Scanning tunneling microscopy (STM) is a real-space imaging technique, that can produce topographic images of a surface with atomic resolution in all three dimensions, belongs to an expanding family of instruments commonly called Scanning probe microscope (SPM). The scanning tunneling microscope was invented by two scientists Gerd Binning and Heinrich Rohrer in 1981.
Principle of scanning tunneling microscopy
Scanning tunneling microscopy works in the principle of quantum mechanical electron tunneling. If a bias voltage is applied between two metals separated by an insulating barrier or medium of thickness less than 1nm, there is a finite probability of flow of tunneling current. i.e electrons can tunnel across the barrier.
A scanning tunneling microscope uses an atomically sharp tip, usually made of tungsten or Platinum-Iridium. When the tip is within a few Å of the sample’s surface and a bias voltage is applied between the sample and the tip, quantum mechanical tunneling takes place across the gap. It is called the tunneling current.
Tunneling current depends exponentially on the separation d between the tip and the sample and linearly on the local density of states. The quality of STM images depends critically on the mechanical and electronic structure of the tip.
In a typical experiment, a conductive tip made up of tungsten(W) or Pt-Ir mounted to a piezoelectric material is scanned very close to a conductive sample by applying a bias voltage in the range of 0.01-1V. A feedback loop operates on the scanner to maintain a constant separation between the tip and the sample. Monitoring the position of the scanner provides a precise measurement of the tip’s position in three dimensions.
Modes of operation
The STM microscope can be operated in two modes.
- Constant current mode: In this mode, the current is made constant during scanning by changing the distance between the tip and surface.
- Constant height mode: In this mode, tip height is made constant and tunneling current at every step of scanning is measured.
Sample specification in Scanning tunneling microscopy
Not all samples can be characterized by this technique. Some important sample specifications are listed below:
- STM requires a conducting surface to establish the tunneling current.
- Requires rigid solid surface otherwise, the probes will deform the surface while scanning.
- It limits the analysis of the conductive and semiconductive thin samples only ( not for insulators.)
Instrumentation of scanning tunneling microscopy
A typical STM microscope consists of major three components.
- Probe: It is made of tungsten or platinum-iridium alloy.
- Piezoelectric tube ( PZT)
- Feedback units
Application of Scanning tunneling microscopy
Important information can be obtained by using this technique.

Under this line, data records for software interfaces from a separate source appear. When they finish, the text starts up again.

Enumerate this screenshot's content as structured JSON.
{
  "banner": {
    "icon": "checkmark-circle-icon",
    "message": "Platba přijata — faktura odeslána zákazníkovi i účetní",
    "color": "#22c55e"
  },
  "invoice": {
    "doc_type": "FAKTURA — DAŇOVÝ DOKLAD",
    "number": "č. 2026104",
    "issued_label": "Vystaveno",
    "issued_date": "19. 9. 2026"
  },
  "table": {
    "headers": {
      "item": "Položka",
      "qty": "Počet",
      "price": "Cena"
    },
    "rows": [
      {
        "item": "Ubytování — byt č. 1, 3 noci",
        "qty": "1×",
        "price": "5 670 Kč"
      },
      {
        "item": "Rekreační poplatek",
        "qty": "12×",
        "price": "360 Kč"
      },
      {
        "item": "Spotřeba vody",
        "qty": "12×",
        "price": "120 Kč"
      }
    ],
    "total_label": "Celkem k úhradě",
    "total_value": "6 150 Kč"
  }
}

- Shape, size, and organizations of individual particles or molecules along with the topographical information can be determined.
- The topographical information obtained from the analysis of STM helps to characterize the surface roughness of the samples.
- Electronic information of various conducting surfaces can be determined.
- A large charge in tunneling current is an indicator of the presence of atoms of different types or the presence of contaminants like absorbed gas.
STM youtube video
- C. R. Brundle, C. K. Evans, Jr., S. Wilson and L. E. Fitzpatrick (eds), Encyclopedia of Materials Characterization: Surfaces, Interfaces, Thin Films, Butxetworch-Heinemann, Reed Publishing (USA) Inc., 1992